The two mining giants behind the proposed Pebble Mine – Anglo American and Rio Tinto – are holding their annual shareholder meetings this year on Thursday, April 19, in London. As in past years, we will be there to testify in support of the residents of the Bristol Bay region who overwhelmingly oppose the project – Alaska Natives, commercial fishermen, recreational fishermen, hunters, businesses, conservationists, and many others.
Yesterday, when I arrived in London, the first thing I did was to pick up for delivery at the shareholder meetings on Thursday almost 400,000 new petitions of opposition sent by NRDC members and activists and others to the leadership at Anglo American and Rio Tinto. It’s a formidable representation of the widespread global opposition that the Pebble Mine project is generating – increasing steadily as public awareness of the project grows. With this latest group, the number of opposition petitions generated so far since our campaign against the project began over two years ago is nearing 1,000,000 – an astonishing number that we expect to exceed this month – and counting.
Yesterday, NRDC also ran a full-page ad in the New York Times, focusing on the broken promises of Anglo American and Rio Tinto – promises that they will only proceed with the Pebble Mine with the support of the people who live in the region. Poll after poll has shown consistent and overwhelming opposition in the Bristol Bay region – in the range of 80 percent. Last Fall, the residents of the Lake and Peninsula Borough approved a “Save Our Salmon” initiative that would effectively bar the project. But the mining companies have shown no sign of going away. (They’ve even challenged the Lake and Peninsula Borough initiative in court.) As today’s ad says, “what part of ‘NO’ don’t they understand?” And “it’s time to take NO for an answer.”

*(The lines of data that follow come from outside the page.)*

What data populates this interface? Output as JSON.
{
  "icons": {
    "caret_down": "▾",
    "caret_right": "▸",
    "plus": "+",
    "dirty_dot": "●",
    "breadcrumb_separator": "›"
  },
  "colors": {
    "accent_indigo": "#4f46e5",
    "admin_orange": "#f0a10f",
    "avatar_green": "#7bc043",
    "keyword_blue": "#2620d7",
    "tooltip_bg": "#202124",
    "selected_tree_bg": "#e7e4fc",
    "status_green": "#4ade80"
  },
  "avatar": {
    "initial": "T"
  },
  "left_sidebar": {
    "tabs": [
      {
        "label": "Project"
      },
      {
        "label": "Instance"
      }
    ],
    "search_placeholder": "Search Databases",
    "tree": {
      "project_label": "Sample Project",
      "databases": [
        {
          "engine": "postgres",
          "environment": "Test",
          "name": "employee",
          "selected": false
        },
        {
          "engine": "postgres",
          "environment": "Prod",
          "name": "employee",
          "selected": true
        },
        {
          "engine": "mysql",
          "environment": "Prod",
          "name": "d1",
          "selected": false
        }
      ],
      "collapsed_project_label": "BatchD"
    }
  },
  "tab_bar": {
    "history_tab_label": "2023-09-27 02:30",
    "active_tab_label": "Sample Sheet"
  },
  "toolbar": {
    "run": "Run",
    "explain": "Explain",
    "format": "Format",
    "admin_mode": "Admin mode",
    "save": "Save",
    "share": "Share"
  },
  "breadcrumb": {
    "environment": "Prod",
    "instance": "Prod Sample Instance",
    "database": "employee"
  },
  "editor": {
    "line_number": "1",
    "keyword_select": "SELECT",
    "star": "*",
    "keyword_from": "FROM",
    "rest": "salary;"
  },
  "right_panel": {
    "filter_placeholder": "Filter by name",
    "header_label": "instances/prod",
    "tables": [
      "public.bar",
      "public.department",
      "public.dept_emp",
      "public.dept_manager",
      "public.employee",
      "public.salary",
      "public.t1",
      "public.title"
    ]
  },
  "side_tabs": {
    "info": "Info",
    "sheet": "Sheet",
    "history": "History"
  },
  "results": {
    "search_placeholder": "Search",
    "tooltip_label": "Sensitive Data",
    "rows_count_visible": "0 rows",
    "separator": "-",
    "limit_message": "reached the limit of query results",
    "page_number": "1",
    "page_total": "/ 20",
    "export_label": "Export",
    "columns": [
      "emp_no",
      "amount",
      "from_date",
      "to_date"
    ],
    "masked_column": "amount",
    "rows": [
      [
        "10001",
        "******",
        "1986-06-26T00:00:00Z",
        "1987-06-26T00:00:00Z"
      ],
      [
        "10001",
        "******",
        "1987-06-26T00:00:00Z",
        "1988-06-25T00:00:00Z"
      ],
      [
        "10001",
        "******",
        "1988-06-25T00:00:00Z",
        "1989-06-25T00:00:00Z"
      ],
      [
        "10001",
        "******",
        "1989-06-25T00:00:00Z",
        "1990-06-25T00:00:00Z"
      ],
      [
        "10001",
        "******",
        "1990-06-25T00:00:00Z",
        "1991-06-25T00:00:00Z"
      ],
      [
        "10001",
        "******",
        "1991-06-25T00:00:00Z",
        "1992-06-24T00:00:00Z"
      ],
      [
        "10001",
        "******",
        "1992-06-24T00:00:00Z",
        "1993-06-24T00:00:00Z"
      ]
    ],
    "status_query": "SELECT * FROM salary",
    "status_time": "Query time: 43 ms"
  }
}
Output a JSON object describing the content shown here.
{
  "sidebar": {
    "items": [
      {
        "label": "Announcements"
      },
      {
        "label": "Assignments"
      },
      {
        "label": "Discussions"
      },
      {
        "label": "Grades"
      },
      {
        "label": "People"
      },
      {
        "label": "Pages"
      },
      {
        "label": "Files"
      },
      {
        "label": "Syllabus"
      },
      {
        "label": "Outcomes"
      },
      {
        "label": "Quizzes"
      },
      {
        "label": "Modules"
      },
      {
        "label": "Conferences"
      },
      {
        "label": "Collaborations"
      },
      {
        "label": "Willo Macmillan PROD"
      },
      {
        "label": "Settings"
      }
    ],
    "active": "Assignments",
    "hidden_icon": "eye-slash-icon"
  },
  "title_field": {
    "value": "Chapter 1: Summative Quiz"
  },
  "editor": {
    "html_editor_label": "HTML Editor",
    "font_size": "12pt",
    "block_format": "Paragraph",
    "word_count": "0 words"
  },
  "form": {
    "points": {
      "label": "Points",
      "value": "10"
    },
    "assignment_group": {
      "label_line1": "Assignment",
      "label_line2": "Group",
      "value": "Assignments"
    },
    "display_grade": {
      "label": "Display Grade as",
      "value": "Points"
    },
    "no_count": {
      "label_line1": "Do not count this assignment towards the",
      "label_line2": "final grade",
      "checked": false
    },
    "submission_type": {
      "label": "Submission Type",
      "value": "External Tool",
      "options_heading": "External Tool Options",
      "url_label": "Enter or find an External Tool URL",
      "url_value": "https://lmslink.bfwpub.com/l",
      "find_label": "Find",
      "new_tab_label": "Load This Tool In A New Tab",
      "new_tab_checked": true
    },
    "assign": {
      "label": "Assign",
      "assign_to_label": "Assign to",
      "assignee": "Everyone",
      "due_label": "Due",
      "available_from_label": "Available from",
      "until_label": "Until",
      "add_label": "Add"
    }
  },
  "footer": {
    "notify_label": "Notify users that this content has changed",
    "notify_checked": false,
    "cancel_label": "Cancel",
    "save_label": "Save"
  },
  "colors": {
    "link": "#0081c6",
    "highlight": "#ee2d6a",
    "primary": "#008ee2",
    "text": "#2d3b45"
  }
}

The fact is that, since we last met with management at Anglo American and Rio Tinto, the weight of public sentiment, scientific evidence, and legal argument has only continued to mount against the Pebble Mine. Take, for example, the blog post today from Robin Hayes, a Bristol Bay fishing enthusiast, former Republican Congressman from North Carolina and current Chairman of the North Carolina Republican Party. Or earlier this month, noted conservationist Robert Redford narrated an online video turning up the heat on Anglo American and Rio Tinto.
Our message is simple: this is a project whose promise is only environmental and economic disaster. The interests of all concerned – the region’s residents, the people of Alaska, the people of the United States and the world, the wildlife of Bristol Bay, and even the mining companies themselves – dictate that it must be abandoned.
It’s time to stop the Pebble Mine. Take action now.